While everyone was talking about Grandma So-and-So, or Grandpa What’s-His-Name, my head starting spinning with novel ideas.  No, not new ideas.  Ideas for novels!  Stories!  Who knows, maybe even screenplays!  I once fancied myself an up-and-coming screenwriter, imagining the day when, dressed in vintage Gucci and with a magnificent, 1920s brooch bedazzling my upswept hair, I would accept my first Oscar for best adapted screenplay.  Yes, my first Oscar.

So these stories suddenly started coming alive to me, never mind the fact that these women had only spent a fleeting moment to mention them.  And the notebook I had brought to take notes of our discussion suddenly became my makeshift “idea book,” and tomorrow, when Shiloh wakes, I will go upstairs and get my real Idea Book, and I will copy these new novel ideas.  And someday, when I need material for my fifteenth novel, there they will be, ready, waiting.

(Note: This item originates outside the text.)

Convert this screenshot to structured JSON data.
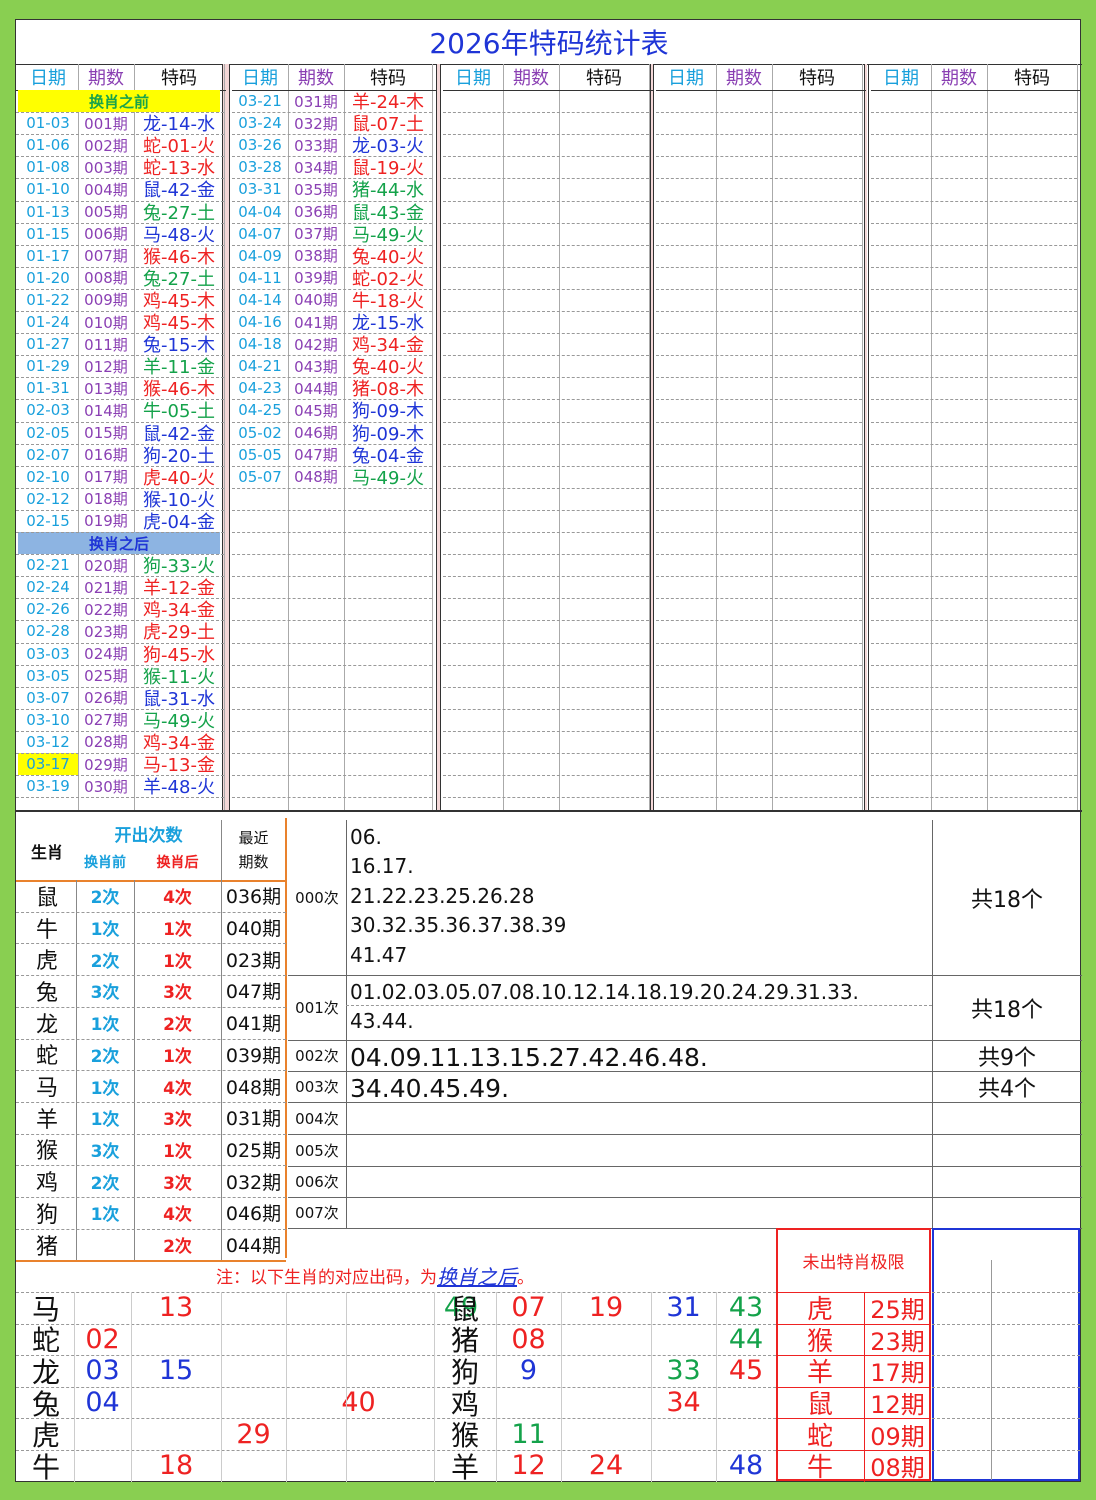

And ready, waiting, right now, is a halfway-decent novel that I began to write about five years ago.  I shall consider it a great accomplishment if I add even one sentence tonight, for it shall be the first sentence of fiction I have composed in years.

Thursday, February 17, 2011

Lofty Goals and Realistic Expectations

I suppose writing a blog is a little bit of a selfish thing.  It's a few minutes of time set aside, where no housework will get done, no meals will be made, no projects will be completed.  It's also a few minutes where, egotistically, we can hope that someone else out there might find these written words at least nominally interesting.  Why do blogs exist anyway?  Why do people care what anyone else has to say?  Why should I care if they care?

I've hardly written a thing in four years.  I have files and files and files where journal entries, short stories, and attempted novels sit unused, unread.  I know it's a waste.  At one time I considered myself an actual writer.  At one time, I felt so confident that it was my "destiny" (whatever that is), or at least some type of calling, but whatever it was, it was my beckoning career.

Unfortunately, you can't have a career when you don't even dabble.

I was asked the other day, "Why don't you have a blog?"  Well, that was an interesting question.  Why don't I have a blog?  Probably because I don't write anymore, and even if I did...well, that doesn't matter.  I have one now.

Maybe the better question is, "Why don't you write anymore?"  And I could come up with a hundred answers to that very probing inquiry.  I don't know what the real answer is.  But whether I write or not, I have to remember that I can write.  It's doesn't have to be good.  It probably won't be good.  Someone once told me that you have to write a lot of crap in order to get something good.  So maybe the fact that my adoring fans are expecting a riveting blog entry every couple of days or so will force me to write at least something.  And maybe, just maybe, a tiny little gem will rise to the surface, somewhere in the midst of a thousand attempts.

I don't want this to be a chronicle of my life, my daily adventures (or lack thereof).  I suppose I could wish for something philosophical, posing deep, self-altering questions, but I've never been that intelligent.  This is just a place to write.  If you don't like it, I don't care.  I probably won't even like it.

But at least I'll be writing.  So there.